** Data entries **

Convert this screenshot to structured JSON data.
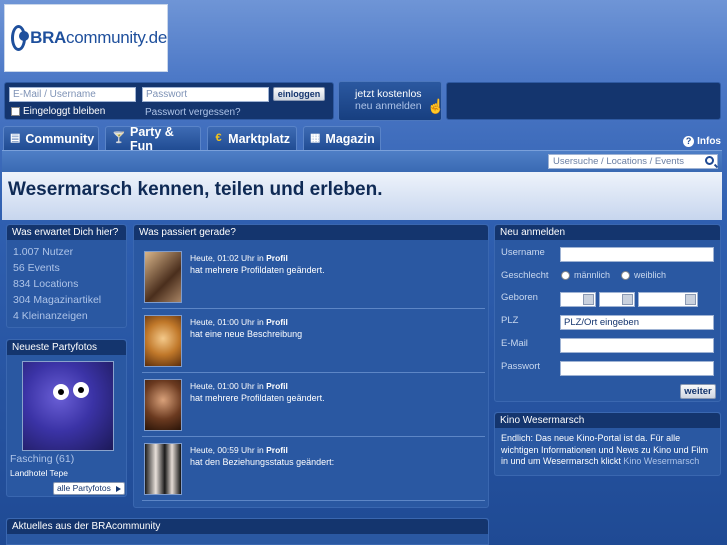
{
  "logo": {
    "text_bold": "BRA",
    "text_rest": "community.de"
  },
  "login": {
    "email_placeholder": "E-Mail / Username",
    "password_placeholder": "Passwort",
    "login_button": "einloggen",
    "remember_label": "Eingeloggt bleiben",
    "forgot_link": "Passwort vergessen?",
    "register_line1": "jetzt kostenlos",
    "register_line2": "neu anmelden"
  },
  "nav": {
    "tabs": [
      {
        "label": "Community",
        "icon": "chat-icon"
      },
      {
        "label": "Party & Fun",
        "icon": "cocktail-icon"
      },
      {
        "label": "Marktplatz",
        "icon": "euro-icon"
      },
      {
        "label": "Magazin",
        "icon": "newspaper-icon"
      }
    ],
    "infos_label": "Infos"
  },
  "search": {
    "placeholder": "Usersuche / Locations / Events"
  },
  "headline": "Wesermarsch kennen, teilen und erleben.",
  "expect": {
    "title": "Was erwartet Dich hier?",
    "stats": [
      "1.007 Nutzer",
      "56 Events",
      "834 Locations",
      "304 Magazinartikel",
      "4 Kleinanzeigen"
    ]
  },
  "partyfotos": {
    "title": "Neueste Partyfotos",
    "caption": "Fasching (61)",
    "location": "Landhotel Tepe",
    "all_button": "alle Partyfotos"
  },
  "activity": {
    "title": "Was passiert gerade?",
    "items": [
      {
        "time": "Heute, 01:02 Uhr in",
        "section": "Profil",
        "message": "hat mehrere Profildaten geändert."
      },
      {
        "time": "Heute, 01:00 Uhr in",
        "section": "Profil",
        "message": "hat eine neue Beschreibung"
      },
      {
        "time": "Heute, 01:00 Uhr in",
        "section": "Profil",
        "message": "hat mehrere Profildaten geändert."
      },
      {
        "time": "Heute, 00:59 Uhr in",
        "section": "Profil",
        "message": "hat den Beziehungsstatus geändert:"
      }
    ]
  },
  "register": {
    "title": "Neu anmelden",
    "username_label": "Username",
    "gender_label": "Geschlecht",
    "male_label": "männlich",
    "female_label": "weiblich",
    "born_label": "Geboren",
    "plz_label": "PLZ",
    "plz_value": "PLZ/Ort eingeben",
    "email_label": "E-Mail",
    "password_label": "Passwort",
    "submit": "weiter"
  },
  "kino": {
    "title": "Kino Wesermarsch",
    "text": "Endlich: Das neue Kino-Portal ist da. Für alle wichtigen Informationen und News zu Kino und Film in und um Wesermarsch klickt",
    "link": "Kino Wesermarsch"
  },
  "news": {
    "title": "Aktuelles aus der BRAcommunity"
  }
}
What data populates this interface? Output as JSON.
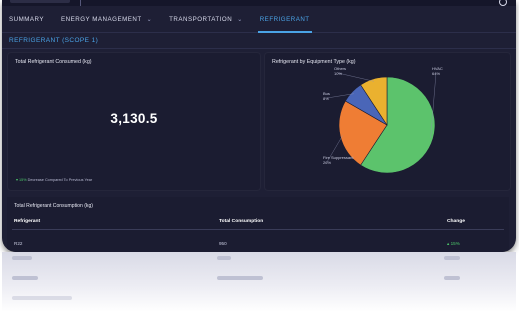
{
  "nav": {
    "items": [
      {
        "label": "SUMMARY",
        "dropdown": false,
        "active": false
      },
      {
        "label": "ENERGY MANAGEMENT",
        "dropdown": true,
        "active": false
      },
      {
        "label": "TRANSPORTATION",
        "dropdown": true,
        "active": false
      },
      {
        "label": "REFRIGERANT",
        "dropdown": false,
        "active": true
      }
    ]
  },
  "section_title": "REFRIGERANT (SCOPE 1)",
  "total_card": {
    "title": "Total Refrigerant Consumed (kg)",
    "value": "3,130.5",
    "change_pct": "15%",
    "change_text": "Decrease Compared To Previous Year"
  },
  "pie_card": {
    "title": "Refrigerant by Equipment Type (kg)"
  },
  "chart_data": {
    "type": "pie",
    "title": "Refrigerant by Equipment Type (kg)",
    "slices": [
      {
        "label": "HVAC",
        "pct_label": "64%",
        "value": 64,
        "color": "#5cc36c"
      },
      {
        "label": "Fire Suppressant",
        "pct_label": "26%",
        "value": 26,
        "color": "#ef7d34"
      },
      {
        "label": "Bus",
        "pct_label": "8%",
        "value": 8,
        "color": "#4a66b8"
      },
      {
        "label": "Others",
        "pct_label": "10%",
        "value": 10,
        "color": "#eab12f"
      }
    ]
  },
  "table": {
    "title": "Total Refrigerant Consumption (kg)",
    "headers": [
      "Refrigerant",
      "Total Consumption",
      "Change"
    ],
    "rows": [
      [
        "R22",
        "950",
        "15%"
      ]
    ]
  },
  "colors": {
    "accent": "#4aa3e6",
    "positive": "#4cc96a",
    "background": "#1e1f35"
  }
}
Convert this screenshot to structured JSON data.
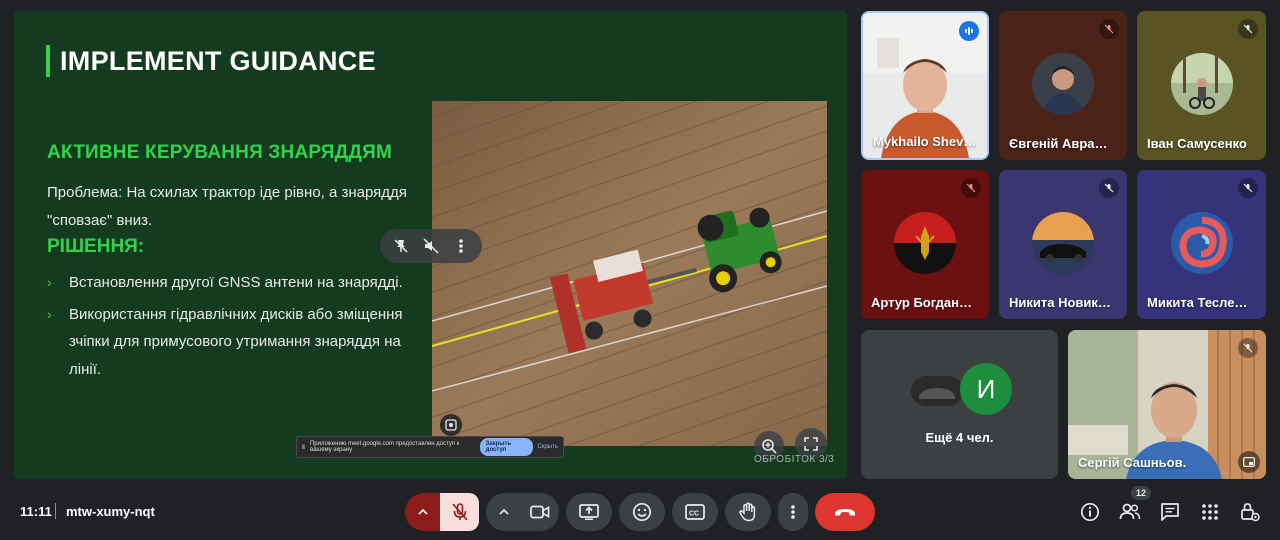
{
  "slide": {
    "title": "IMPLEMENT GUIDANCE",
    "subheading": "АКТИВНЕ КЕРУВАННЯ ЗНАРЯДДЯМ",
    "problem": "Проблема: На схилах трактор іде рівно, а знаряддя \"сповзає\" вниз.",
    "solution_heading": "РІШЕННЯ:",
    "bullets": [
      "Встановлення другої GNSS антени на знаряддi.",
      "Використання гідравлічних дисків або зміщення зчіпки для примусового утримання знаряддя на лінії."
    ],
    "counter": "ОБРОБІТОК 3/3",
    "accent_color": "#2fd44a"
  },
  "share_banner": {
    "text": "Приложению meet.google.com предоставлен доступ к вашему экрану",
    "stop_label": "Закрыть доступ",
    "hide_label": "Скрыть"
  },
  "participants": [
    {
      "name": "Mykhailo Shev…",
      "state": "speaking"
    },
    {
      "name": "Євгеній Авра…",
      "state": "muted"
    },
    {
      "name": "Іван Самусенко",
      "state": "muted"
    },
    {
      "name": "Артур Богдан…",
      "state": "muted"
    },
    {
      "name": "Никита Новик…",
      "state": "muted"
    },
    {
      "name": "Микита Тесле…",
      "state": "muted"
    },
    {
      "name": "Сергій Сашньов.",
      "state": "muted"
    }
  ],
  "more_tile": {
    "label": "Ещё 4 чел.",
    "initial": "И"
  },
  "bottom_bar": {
    "time": "11:11",
    "meeting_code": "mtw-xumy-nqt",
    "people_count": "12"
  }
}
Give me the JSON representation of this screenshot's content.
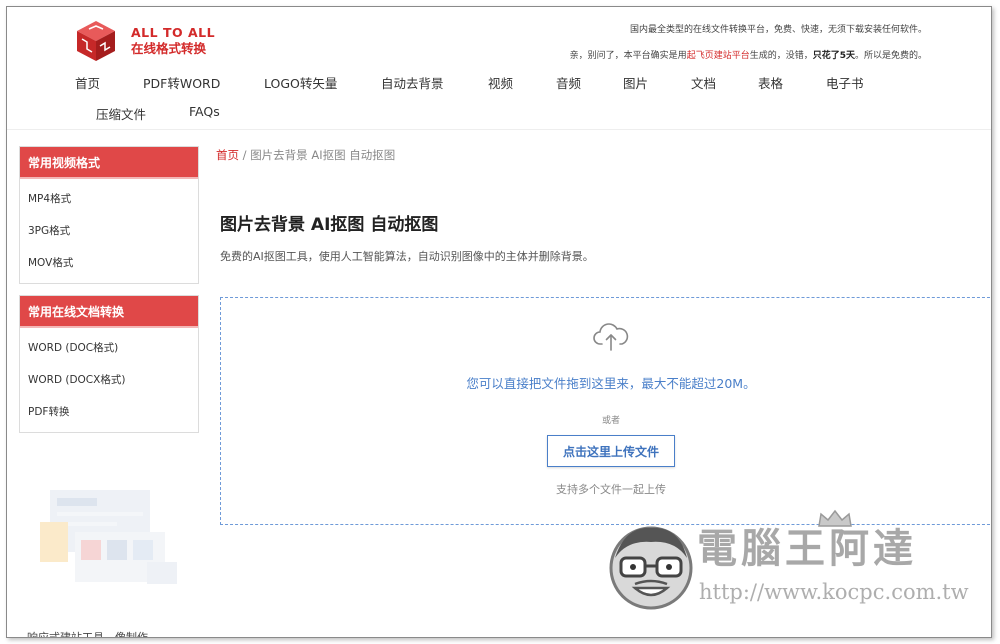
{
  "header": {
    "logo_line1": "ALL TO ALL",
    "logo_line2": "在线格式转换",
    "notice1": "国内最全类型的在线文件转换平台，免费、快速，无须下载安装任何软件。",
    "notice2_prefix": "亲，别问了，本平台确实是用",
    "notice2_highlight": "起飞页建站平台",
    "notice2_middle": "生成的，没错，",
    "notice2_bold": "只花了5天",
    "notice2_suffix": "。所以是免费的。"
  },
  "nav": {
    "items": [
      "首页",
      "PDF转WORD",
      "LOGO转矢量",
      "自动去背景",
      "视频",
      "音频",
      "图片",
      "文档",
      "表格",
      "电子书",
      "压缩文件",
      "FAQs"
    ]
  },
  "sidebar": {
    "video_title": "常用视频格式",
    "video_items": [
      "MP4格式",
      "3PG格式",
      "MOV格式"
    ],
    "doc_title": "常用在线文档转换",
    "doc_items": [
      "WORD (DOC格式)",
      "WORD (DOCX格式)",
      "PDF转换"
    ],
    "bottom_text": "响应式建站工具，像制作"
  },
  "breadcrumb": {
    "home": "首页",
    "separator": " / ",
    "current": "图片去背景 AI抠图 自动抠图"
  },
  "main": {
    "title": "图片去背景 AI抠图 自动抠图",
    "description": "免费的AI抠图工具，使用人工智能算法，自动识别图像中的主体并删除背景。"
  },
  "upload": {
    "drop_text": "您可以直接把文件拖到这里来，最大不能超过20M。",
    "or_text": "或者",
    "button_label": "点击这里上传文件",
    "multi_text": "支持多个文件一起上传"
  },
  "watermark": {
    "title": "電腦王阿達",
    "url": "http://www.kocpc.com.tw"
  },
  "colors": {
    "brand_red": "#d32a2a",
    "sidebar_red": "#e04848",
    "link_blue": "#4a7fc9"
  }
}
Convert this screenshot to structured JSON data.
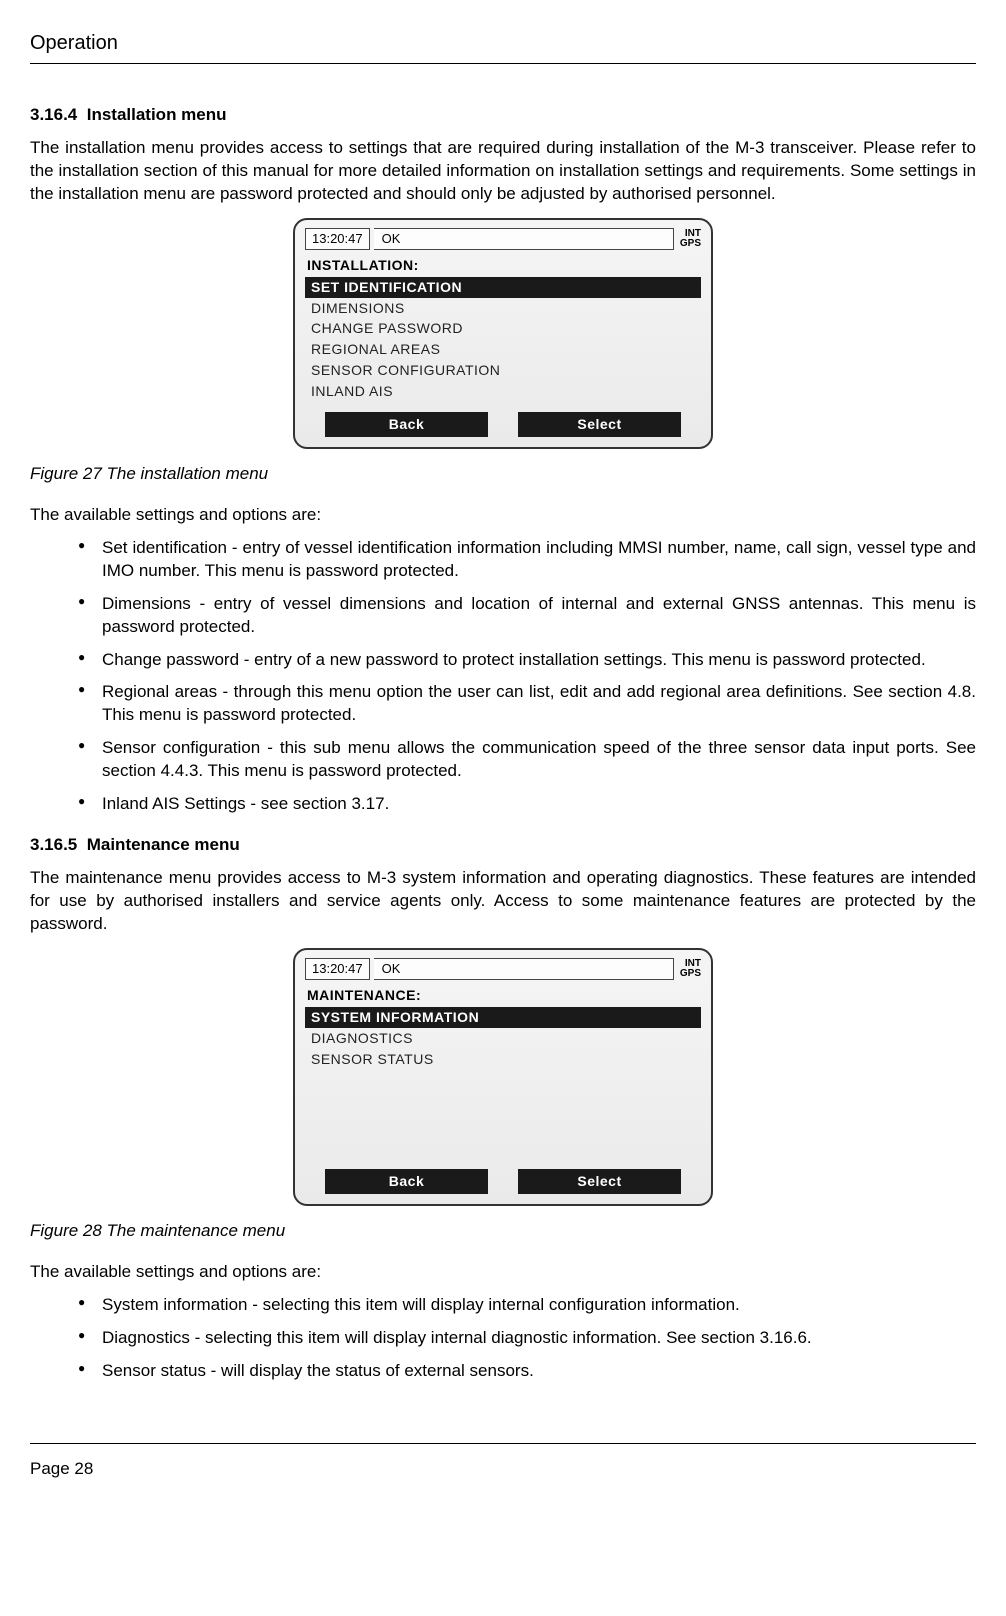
{
  "header": "Operation",
  "section1": {
    "number": "3.16.4",
    "title": "Installation menu",
    "para": "The installation menu provides access to settings that are required during installation of the M-3 transceiver. Please refer to the installation section of this manual for more detailed information on installation settings and requirements. Some settings in the installation menu are password protected and should only be adjusted by authorised personnel."
  },
  "fig27": {
    "time": "13:20:47",
    "status": "OK",
    "gps1": "INT",
    "gps2": "GPS",
    "menu_title": "INSTALLATION:",
    "items": [
      "SET IDENTIFICATION",
      "DIMENSIONS",
      "CHANGE PASSWORD",
      "REGIONAL AREAS",
      "SENSOR CONFIGURATION",
      "INLAND AIS"
    ],
    "back": "Back",
    "select": "Select",
    "caption": "Figure 27   The installation menu"
  },
  "options1_intro": "The available settings and options are:",
  "options1": [
    "Set identification - entry of vessel identification information including MMSI number, name, call sign, vessel type and IMO number. This menu is password protected.",
    "Dimensions - entry of vessel dimensions and location of internal and external GNSS antennas. This menu is password protected.",
    "Change password - entry of a new password to protect installation settings. This menu is password protected.",
    "Regional areas - through this menu option the user can list, edit and add regional area definitions. See section 4.8. This menu is password protected.",
    "Sensor configuration - this sub menu allows the communication speed of the three sensor data input ports. See section 4.4.3. This menu is password protected.",
    "Inland AIS Settings - see section 3.17."
  ],
  "section2": {
    "number": "3.16.5",
    "title": "Maintenance menu",
    "para": "The maintenance menu provides access to M-3 system information and operating diagnostics. These features are intended for use by authorised installers and service agents only. Access to some maintenance features are protected by the password."
  },
  "fig28": {
    "time": "13:20:47",
    "status": "OK",
    "gps1": "INT",
    "gps2": "GPS",
    "menu_title": "MAINTENANCE:",
    "items": [
      "SYSTEM INFORMATION",
      "DIAGNOSTICS",
      "SENSOR STATUS"
    ],
    "back": "Back",
    "select": "Select",
    "caption": "Figure 28   The maintenance menu"
  },
  "options2_intro": "The available settings and options are:",
  "options2": [
    "System information - selecting this item will display internal configuration information.",
    "Diagnostics - selecting this item will display internal diagnostic information. See section 3.16.6.",
    "Sensor status - will display the status of external sensors."
  ],
  "page_num": "Page 28"
}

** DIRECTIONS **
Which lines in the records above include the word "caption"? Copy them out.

** TASK RESPONSE **
    "caption": "Fasching (61)",
    "caption": "Figure 27   The installation menu"
    "caption": "Figure 28   The maintenance menu"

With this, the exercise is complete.